======== Data to examine
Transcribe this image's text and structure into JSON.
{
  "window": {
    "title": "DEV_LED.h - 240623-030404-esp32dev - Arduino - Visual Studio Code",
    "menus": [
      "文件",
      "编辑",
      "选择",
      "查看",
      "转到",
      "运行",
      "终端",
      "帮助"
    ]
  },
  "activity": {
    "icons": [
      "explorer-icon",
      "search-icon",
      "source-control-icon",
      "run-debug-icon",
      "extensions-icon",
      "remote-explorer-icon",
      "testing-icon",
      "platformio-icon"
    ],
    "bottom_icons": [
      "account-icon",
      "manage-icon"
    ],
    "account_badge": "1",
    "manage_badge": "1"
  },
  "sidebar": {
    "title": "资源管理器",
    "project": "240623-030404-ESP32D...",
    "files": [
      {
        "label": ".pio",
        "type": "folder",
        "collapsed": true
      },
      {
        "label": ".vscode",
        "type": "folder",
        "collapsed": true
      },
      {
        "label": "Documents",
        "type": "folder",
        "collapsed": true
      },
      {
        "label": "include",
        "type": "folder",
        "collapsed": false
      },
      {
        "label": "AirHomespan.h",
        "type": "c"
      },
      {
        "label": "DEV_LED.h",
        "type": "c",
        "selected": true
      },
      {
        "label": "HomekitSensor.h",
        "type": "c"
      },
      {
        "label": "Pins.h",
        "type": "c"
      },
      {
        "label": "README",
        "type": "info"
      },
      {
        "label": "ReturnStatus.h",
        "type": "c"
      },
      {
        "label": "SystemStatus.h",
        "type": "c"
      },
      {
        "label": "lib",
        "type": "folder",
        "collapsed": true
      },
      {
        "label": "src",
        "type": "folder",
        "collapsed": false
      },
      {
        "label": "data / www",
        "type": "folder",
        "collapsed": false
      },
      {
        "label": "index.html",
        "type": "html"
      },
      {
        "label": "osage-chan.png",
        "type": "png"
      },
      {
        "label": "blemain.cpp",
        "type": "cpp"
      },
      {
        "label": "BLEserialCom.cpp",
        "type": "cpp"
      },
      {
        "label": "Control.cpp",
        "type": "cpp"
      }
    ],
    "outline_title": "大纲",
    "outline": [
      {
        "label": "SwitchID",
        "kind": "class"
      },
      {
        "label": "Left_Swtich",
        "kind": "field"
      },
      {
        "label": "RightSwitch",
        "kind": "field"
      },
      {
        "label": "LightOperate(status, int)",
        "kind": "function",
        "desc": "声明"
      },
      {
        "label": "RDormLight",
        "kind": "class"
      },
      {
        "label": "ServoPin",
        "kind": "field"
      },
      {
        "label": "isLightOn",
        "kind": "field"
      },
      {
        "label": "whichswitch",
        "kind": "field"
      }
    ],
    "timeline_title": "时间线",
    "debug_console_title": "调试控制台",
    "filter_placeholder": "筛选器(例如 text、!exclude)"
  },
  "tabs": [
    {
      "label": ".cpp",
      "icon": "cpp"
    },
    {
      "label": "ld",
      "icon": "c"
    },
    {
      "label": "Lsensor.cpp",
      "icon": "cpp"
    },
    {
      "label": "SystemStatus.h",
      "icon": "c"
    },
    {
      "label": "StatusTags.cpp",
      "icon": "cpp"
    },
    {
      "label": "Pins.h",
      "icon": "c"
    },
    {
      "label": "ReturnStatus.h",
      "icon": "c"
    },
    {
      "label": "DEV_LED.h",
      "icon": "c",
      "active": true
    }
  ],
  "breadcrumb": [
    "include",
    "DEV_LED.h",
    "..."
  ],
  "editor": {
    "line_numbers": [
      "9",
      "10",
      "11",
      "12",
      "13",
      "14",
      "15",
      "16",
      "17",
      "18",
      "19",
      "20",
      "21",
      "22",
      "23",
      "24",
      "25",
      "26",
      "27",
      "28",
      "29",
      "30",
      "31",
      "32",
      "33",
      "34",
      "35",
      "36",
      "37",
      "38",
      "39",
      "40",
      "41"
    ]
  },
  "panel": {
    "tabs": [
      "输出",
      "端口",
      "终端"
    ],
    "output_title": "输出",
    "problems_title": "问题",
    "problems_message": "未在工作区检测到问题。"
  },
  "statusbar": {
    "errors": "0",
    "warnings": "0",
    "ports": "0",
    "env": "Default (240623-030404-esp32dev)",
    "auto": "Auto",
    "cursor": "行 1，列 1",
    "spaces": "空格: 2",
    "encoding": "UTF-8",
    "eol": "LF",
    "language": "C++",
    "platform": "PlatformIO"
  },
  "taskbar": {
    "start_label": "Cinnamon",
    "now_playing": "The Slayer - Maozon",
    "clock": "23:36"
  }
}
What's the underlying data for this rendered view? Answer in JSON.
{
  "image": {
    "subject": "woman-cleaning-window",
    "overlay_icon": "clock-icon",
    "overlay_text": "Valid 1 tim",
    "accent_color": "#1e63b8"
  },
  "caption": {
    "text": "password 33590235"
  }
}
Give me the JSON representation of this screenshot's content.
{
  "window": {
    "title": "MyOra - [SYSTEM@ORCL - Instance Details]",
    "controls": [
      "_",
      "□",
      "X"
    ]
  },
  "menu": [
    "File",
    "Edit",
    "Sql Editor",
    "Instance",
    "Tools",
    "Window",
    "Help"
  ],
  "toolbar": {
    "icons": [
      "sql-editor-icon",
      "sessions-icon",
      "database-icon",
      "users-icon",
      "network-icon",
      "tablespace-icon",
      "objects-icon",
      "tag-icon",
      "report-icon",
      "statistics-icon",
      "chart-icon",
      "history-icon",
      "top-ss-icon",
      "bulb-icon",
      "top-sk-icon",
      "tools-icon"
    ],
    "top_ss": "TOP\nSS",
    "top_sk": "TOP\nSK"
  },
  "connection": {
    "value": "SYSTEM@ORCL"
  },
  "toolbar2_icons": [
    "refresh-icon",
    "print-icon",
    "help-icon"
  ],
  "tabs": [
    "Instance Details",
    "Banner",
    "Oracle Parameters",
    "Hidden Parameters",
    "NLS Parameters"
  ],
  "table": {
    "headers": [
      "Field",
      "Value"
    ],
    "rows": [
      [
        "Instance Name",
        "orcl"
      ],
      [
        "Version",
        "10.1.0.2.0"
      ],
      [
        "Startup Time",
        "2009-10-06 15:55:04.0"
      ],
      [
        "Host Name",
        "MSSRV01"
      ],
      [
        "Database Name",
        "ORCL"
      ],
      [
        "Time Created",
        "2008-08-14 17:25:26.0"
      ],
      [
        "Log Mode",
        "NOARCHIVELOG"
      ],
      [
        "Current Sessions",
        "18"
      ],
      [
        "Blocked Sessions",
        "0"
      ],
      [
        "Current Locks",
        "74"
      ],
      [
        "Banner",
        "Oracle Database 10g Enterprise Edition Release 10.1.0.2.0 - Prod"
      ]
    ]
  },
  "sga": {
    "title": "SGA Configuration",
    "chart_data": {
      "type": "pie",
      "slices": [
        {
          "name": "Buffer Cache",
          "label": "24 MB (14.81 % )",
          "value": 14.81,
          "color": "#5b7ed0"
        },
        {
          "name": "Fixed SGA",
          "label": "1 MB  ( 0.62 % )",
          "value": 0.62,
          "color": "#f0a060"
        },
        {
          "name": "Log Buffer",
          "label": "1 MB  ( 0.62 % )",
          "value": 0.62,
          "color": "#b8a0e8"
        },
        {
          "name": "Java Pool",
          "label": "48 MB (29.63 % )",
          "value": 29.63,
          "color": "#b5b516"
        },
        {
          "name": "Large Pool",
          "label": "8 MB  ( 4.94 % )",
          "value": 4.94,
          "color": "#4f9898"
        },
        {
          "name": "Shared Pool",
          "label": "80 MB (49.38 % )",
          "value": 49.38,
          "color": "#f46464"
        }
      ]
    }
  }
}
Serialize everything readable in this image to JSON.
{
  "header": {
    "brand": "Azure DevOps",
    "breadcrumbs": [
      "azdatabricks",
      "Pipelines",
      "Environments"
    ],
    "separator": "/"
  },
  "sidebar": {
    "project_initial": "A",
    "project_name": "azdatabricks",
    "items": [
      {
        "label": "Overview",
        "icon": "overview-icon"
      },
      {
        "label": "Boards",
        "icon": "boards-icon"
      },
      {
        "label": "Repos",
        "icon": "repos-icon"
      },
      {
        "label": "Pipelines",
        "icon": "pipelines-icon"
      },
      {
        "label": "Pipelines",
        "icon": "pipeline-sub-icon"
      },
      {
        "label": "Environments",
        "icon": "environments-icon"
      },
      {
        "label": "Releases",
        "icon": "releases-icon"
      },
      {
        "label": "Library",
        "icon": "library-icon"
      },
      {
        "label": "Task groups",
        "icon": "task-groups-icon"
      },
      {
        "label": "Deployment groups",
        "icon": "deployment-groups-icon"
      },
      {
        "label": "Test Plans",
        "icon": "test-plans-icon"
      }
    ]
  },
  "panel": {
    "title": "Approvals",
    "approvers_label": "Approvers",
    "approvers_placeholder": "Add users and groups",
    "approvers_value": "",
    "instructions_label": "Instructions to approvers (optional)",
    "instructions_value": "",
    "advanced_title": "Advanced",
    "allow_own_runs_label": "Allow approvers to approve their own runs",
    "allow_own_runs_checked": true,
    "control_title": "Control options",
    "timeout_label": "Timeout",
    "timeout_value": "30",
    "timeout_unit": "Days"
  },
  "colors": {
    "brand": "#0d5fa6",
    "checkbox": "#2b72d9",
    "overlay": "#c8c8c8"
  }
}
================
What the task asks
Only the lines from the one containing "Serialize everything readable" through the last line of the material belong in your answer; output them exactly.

Exercise answer
Serialize everything readable in this image to JSON.
{
  "header": {
    "brand": "Azure DevOps",
    "breadcrumbs": [
      "azdatabricks",
      "Pipelines",
      "Environments"
    ],
    "separator": "/"
  },
  "sidebar": {
    "project_initial": "A",
    "project_name": "azdatabricks",
    "items": [
      {
        "label": "Overview",
        "icon": "overview-icon"
      },
      {
        "label": "Boards",
        "icon": "boards-icon"
      },
      {
        "label": "Repos",
        "icon": "repos-icon"
      },
      {
        "label": "Pipelines",
        "icon": "pipelines-icon"
      },
      {
        "label": "Pipelines",
        "icon": "pipeline-sub-icon"
      },
      {
        "label": "Environments",
        "icon": "environments-icon"
      },
      {
        "label": "Releases",
        "icon": "releases-icon"
      },
      {
        "label": "Library",
        "icon": "library-icon"
      },
      {
        "label": "Task groups",
        "icon": "task-groups-icon"
      },
      {
        "label": "Deployment groups",
        "icon": "deployment-groups-icon"
      },
      {
        "label": "Test Plans",
        "icon": "test-plans-icon"
      }
    ]
  },
  "panel": {
    "title": "Approvals",
    "approvers_label": "Approvers",
    "approvers_placeholder": "Add users and groups",
    "approvers_value": "",
    "instructions_label": "Instructions to approvers (optional)",
    "instructions_value": "",
    "advanced_title": "Advanced",
    "allow_own_runs_label": "Allow approvers to approve their own runs",
    "allow_own_runs_checked": true,
    "control_title": "Control options",
    "timeout_label": "Timeout",
    "timeout_value": "30",
    "timeout_unit": "Days"
  },
  "colors": {
    "brand": "#0d5fa6",
    "checkbox": "#2b72d9",
    "overlay": "#c8c8c8"
  }
}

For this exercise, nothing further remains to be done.